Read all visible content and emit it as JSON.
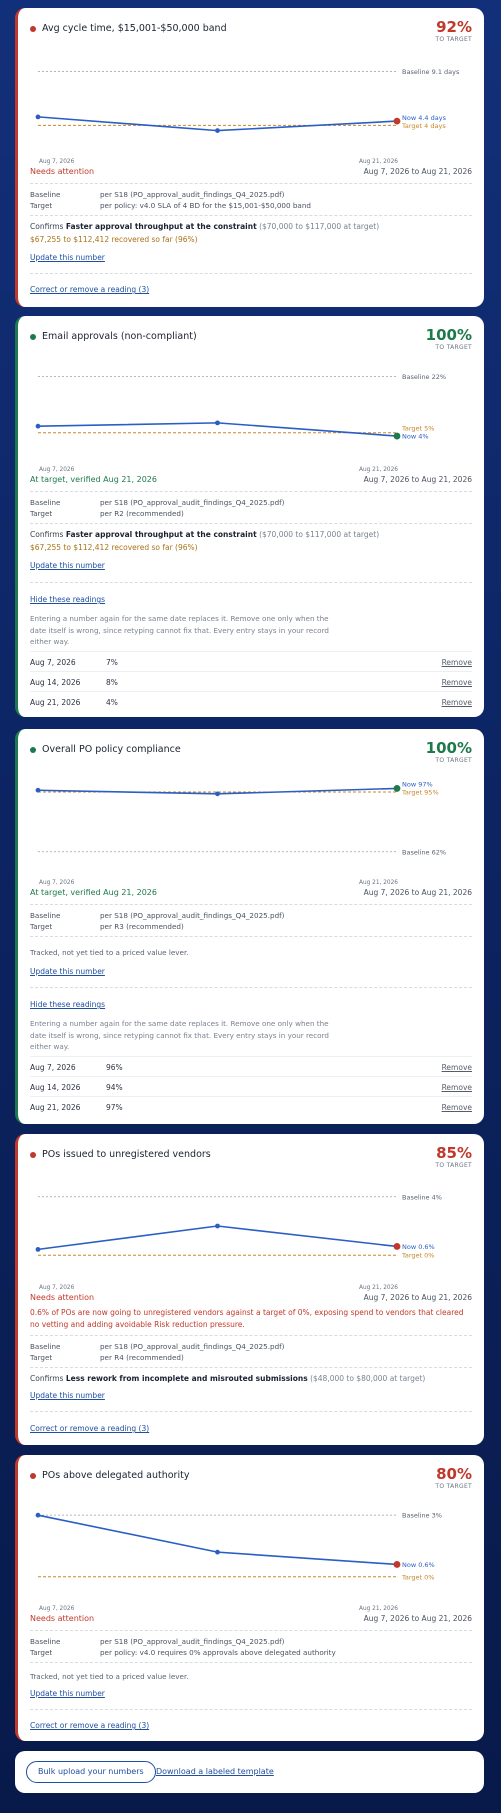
{
  "cards": [
    {
      "title": "Avg cycle time, $15,001-$50,000 band",
      "pct": "92%",
      "pct_sub": "TO TARGET",
      "state": "bad",
      "status": "Needs attention",
      "range": "Aug 7, 2026 to Aug 21, 2026",
      "chart": {
        "baseline_label": "Baseline 9.1 days",
        "now_label": "Now 4.4 days",
        "target_label": "Target 4 days",
        "x_first": "Aug 7, 2026",
        "x_last": "Aug 21, 2026",
        "readings": [
          4.8,
          3.5,
          4.4
        ],
        "baseline": 9.1,
        "target": 4,
        "ylim": [
          2.8,
          10
        ]
      },
      "baseline_label": "Baseline",
      "baseline_value": "per S18 (PO_approval_audit_findings_Q4_2025.pdf)",
      "target_label": "Target",
      "target_value": "per policy: v4.0 SLA of 4 BD for the $15,001-$50,000 band",
      "confirm_prefix": "Confirms ",
      "confirm_bold": "Faster approval throughput at the constraint",
      "confirm_range": " ($70,000 to $117,000 at target)",
      "recovered": "$67,255 to $112,412 recovered so far (96%)",
      "update_link": "Update this number",
      "correct_link": "Correct or remove a reading (3)"
    },
    {
      "title": "Email approvals (non-compliant)",
      "pct": "100%",
      "pct_sub": "TO TARGET",
      "state": "good",
      "status": "At target, verified Aug 21, 2026",
      "range": "Aug 7, 2026 to Aug 21, 2026",
      "chart": {
        "baseline_label": "Baseline 22%",
        "now_label": "Now 4%",
        "target_label": "Target 5%",
        "x_first": "Aug 7, 2026",
        "x_last": "Aug 21, 2026",
        "readings": [
          7,
          8,
          4
        ],
        "baseline": 22,
        "target": 5,
        "ylim": [
          1,
          24
        ]
      },
      "baseline_label": "Baseline",
      "baseline_value": "per S18 (PO_approval_audit_findings_Q4_2025.pdf)",
      "target_label": "Target",
      "target_value": "per R2 (recommended)",
      "confirm_prefix": "Confirms ",
      "confirm_bold": "Faster approval throughput at the constraint",
      "confirm_range": " ($70,000 to $117,000 at target)",
      "recovered": "$67,255 to $112,412 recovered so far (96%)",
      "update_link": "Update this number",
      "hide_link": "Hide these readings",
      "note": "Entering a number again for the same date replaces it. Remove one only when the date itself is wrong, since retyping cannot fix that. Every entry stays in your record either way.",
      "readings": [
        {
          "date": "Aug 7, 2026",
          "value": "7%",
          "remove": "Remove"
        },
        {
          "date": "Aug 14, 2026",
          "value": "8%",
          "remove": "Remove"
        },
        {
          "date": "Aug 21, 2026",
          "value": "4%",
          "remove": "Remove"
        }
      ]
    },
    {
      "title": "Overall PO policy compliance",
      "pct": "100%",
      "pct_sub": "TO TARGET",
      "state": "good",
      "status": "At target, verified Aug 21, 2026",
      "range": "Aug 7, 2026 to Aug 21, 2026",
      "chart": {
        "baseline_label": "Baseline 62%",
        "now_label": "Now 97%",
        "target_label": "Target 95%",
        "x_first": "Aug 7, 2026",
        "x_last": "Aug 21, 2026",
        "readings": [
          96,
          94,
          97
        ],
        "baseline": 62,
        "target": 95,
        "ylim": [
          58,
          100
        ]
      },
      "baseline_label": "Baseline",
      "baseline_value": "per S18 (PO_approval_audit_findings_Q4_2025.pdf)",
      "target_label": "Target",
      "target_value": "per R3 (recommended)",
      "tracked": "Tracked, not yet tied to a priced value lever.",
      "update_link": "Update this number",
      "hide_link": "Hide these readings",
      "note": "Entering a number again for the same date replaces it. Remove one only when the date itself is wrong, since retyping cannot fix that. Every entry stays in your record either way.",
      "readings": [
        {
          "date": "Aug 7, 2026",
          "value": "96%",
          "remove": "Remove"
        },
        {
          "date": "Aug 14, 2026",
          "value": "94%",
          "remove": "Remove"
        },
        {
          "date": "Aug 21, 2026",
          "value": "97%",
          "remove": "Remove"
        }
      ]
    },
    {
      "title": "POs issued to unregistered vendors",
      "pct": "85%",
      "pct_sub": "TO TARGET",
      "state": "bad",
      "status": "Needs attention",
      "range": "Aug 7, 2026 to Aug 21, 2026",
      "warning": "0.6% of POs are now going to unregistered vendors against a target of 0%, exposing spend to vendors that cleared no vetting and adding avoidable Risk reduction pressure.",
      "chart": {
        "baseline_label": "Baseline 4%",
        "now_label": "Now 0.6%",
        "target_label": "Target 0%",
        "x_first": "Aug 7, 2026",
        "x_last": "Aug 21, 2026",
        "readings": [
          0.4,
          2.0,
          0.6
        ],
        "baseline": 4,
        "target": 0,
        "ylim": [
          -0.6,
          4.6
        ]
      },
      "baseline_label": "Baseline",
      "baseline_value": "per S18 (PO_approval_audit_findings_Q4_2025.pdf)",
      "target_label": "Target",
      "target_value": "per R4 (recommended)",
      "confirm_prefix": "Confirms ",
      "confirm_bold": "Less rework from incomplete and misrouted submissions",
      "confirm_range": " ($48,000 to $80,000 at target)",
      "update_link": "Update this number",
      "correct_link": "Correct or remove a reading (3)"
    },
    {
      "title": "POs above delegated authority",
      "pct": "80%",
      "pct_sub": "TO TARGET",
      "state": "bad",
      "status": "Needs attention",
      "range": "Aug 7, 2026 to Aug 21, 2026",
      "chart": {
        "baseline_label": "Baseline 3%",
        "now_label": "Now 0.6%",
        "target_label": "Target 0%",
        "x_first": "Aug 7, 2026",
        "x_last": "Aug 21, 2026",
        "readings": [
          3,
          1.2,
          0.6
        ],
        "baseline": 3,
        "target": 0,
        "ylim": [
          -0.4,
          3.3
        ]
      },
      "baseline_label": "Baseline",
      "baseline_value": "per S18 (PO_approval_audit_findings_Q4_2025.pdf)",
      "target_label": "Target",
      "target_value": "per policy: v4.0 requires 0% approvals above delegated authority",
      "tracked": "Tracked, not yet tied to a priced value lever.",
      "update_link": "Update this number",
      "correct_link": "Correct or remove a reading (3)"
    }
  ],
  "footer": {
    "bulk_upload": "Bulk upload your numbers",
    "download_template": "Download a labeled template"
  },
  "colors": {
    "bad": "#c0392b",
    "good": "#1e7a4c",
    "line": "#2a5ec4",
    "target": "#c8872a",
    "baseline": "#9aa0a8"
  }
}
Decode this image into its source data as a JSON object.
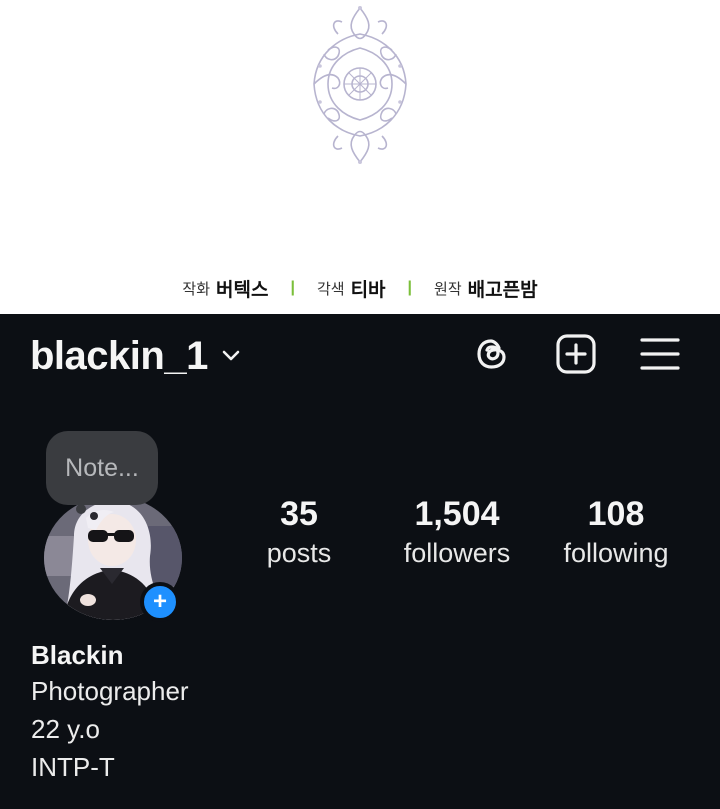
{
  "comic": {
    "credits": [
      {
        "role": "작화",
        "name": "버텍스"
      },
      {
        "role": "각색",
        "name": "티바"
      },
      {
        "role": "원작",
        "name": "배고픈밤"
      }
    ],
    "separator": "|",
    "accent_color": "#7bbf3a"
  },
  "profile": {
    "username": "blackin_1",
    "note_placeholder": "Note...",
    "add_story_glyph": "+",
    "stats": {
      "posts": {
        "value": "35",
        "label": "posts"
      },
      "followers": {
        "value": "1,504",
        "label": "followers"
      },
      "following": {
        "value": "108",
        "label": "following"
      }
    },
    "bio": {
      "name": "Blackin",
      "lines": [
        "Photographer",
        "22 y.o",
        "INTP-T"
      ]
    },
    "icons": [
      "chevron-down-icon",
      "threads-icon",
      "create-post-icon",
      "menu-icon"
    ],
    "background_color": "#0c0f14",
    "add_story_color": "#1e90ff"
  }
}
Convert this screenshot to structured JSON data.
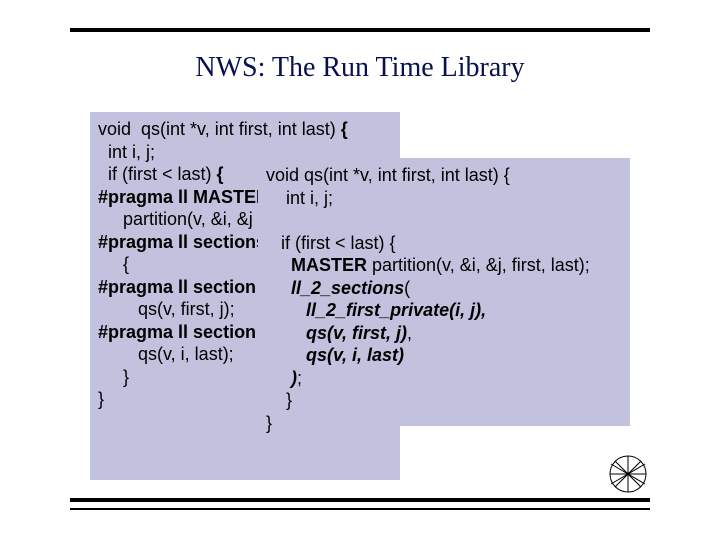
{
  "title": "NWS: The Run Time Library",
  "code_left": {
    "l1a": "void  qs(int *v, int first, int last) ",
    "l1b": "{",
    "l2": "  int i, j;",
    "l3a": "  if (first < last) ",
    "l3b": "{",
    "l4": "#pragma ll MASTER",
    "l5": "     partition(v, &i, &j first, last);",
    "l6": "#pragma ll sections firstprivate(i,j)",
    "l7": "     {",
    "l8": "#pragma ll section",
    "l9": "        qs(v, first, j);",
    "l10": "#pragma ll section",
    "l11": "        qs(v, i, last);",
    "l12": "     }",
    "l13": "}"
  },
  "code_right": {
    "l1": "void qs(int *v, int first, int last) {",
    "l2": "    int i, j;",
    "blank": "",
    "l3": "   if (first < last) {",
    "l4a": "     ",
    "l4b": "MASTER",
    "l4c": " partition(v, &i, &j, first, last);",
    "l5a": "     ",
    "l5b": "ll_2_sections",
    "l5c": "(",
    "l6a": "        ",
    "l6b": "ll_2_first_private",
    "l6c": "(i, j),",
    "l7a": "        qs(v, first, j)",
    "l7b": ",",
    "l8a": "        qs(v, i, last)",
    "l9a": "     )",
    "l9b": ";",
    "l10": "    }",
    "l11": "}"
  }
}
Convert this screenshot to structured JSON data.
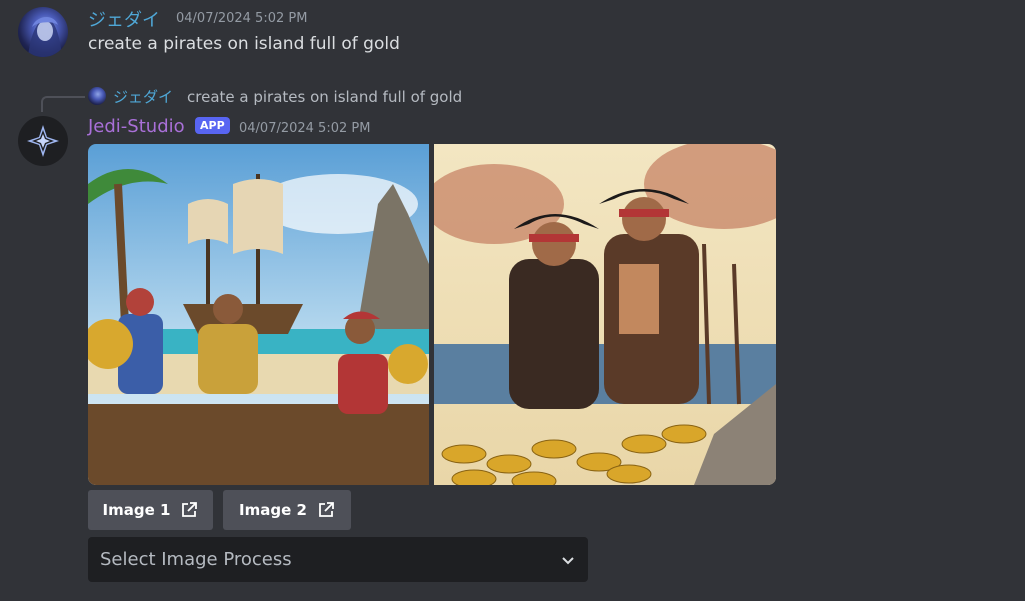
{
  "user_message": {
    "username": "ジェダイ",
    "timestamp": "04/07/2024 5:02 PM",
    "content": "create a pirates on island full of gold"
  },
  "reply_preview": {
    "username": "ジェダイ",
    "text": "create a pirates on island full of gold"
  },
  "bot_message": {
    "username": "Jedi-Studio",
    "badge": "APP",
    "timestamp": "04/07/2024 5:02 PM"
  },
  "buttons": [
    {
      "label": "Image 1",
      "icon": "external-link-icon"
    },
    {
      "label": "Image 2",
      "icon": "external-link-icon"
    }
  ],
  "select": {
    "placeholder": "Select Image Process",
    "icon": "chevron-down-icon"
  },
  "colors": {
    "background": "#313338",
    "user_name": "#4fa7d6",
    "bot_name": "#a970d8",
    "badge": "#5865f2",
    "button": "#4e5058",
    "select_bg": "#1e1f22"
  }
}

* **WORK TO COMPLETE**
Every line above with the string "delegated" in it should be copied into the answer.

* **WRITTEN RESPONSE**
      "title": "POs above delegated authority",
      "target_value": "per policy: v4.0 requires 0% approvals above delegated authority",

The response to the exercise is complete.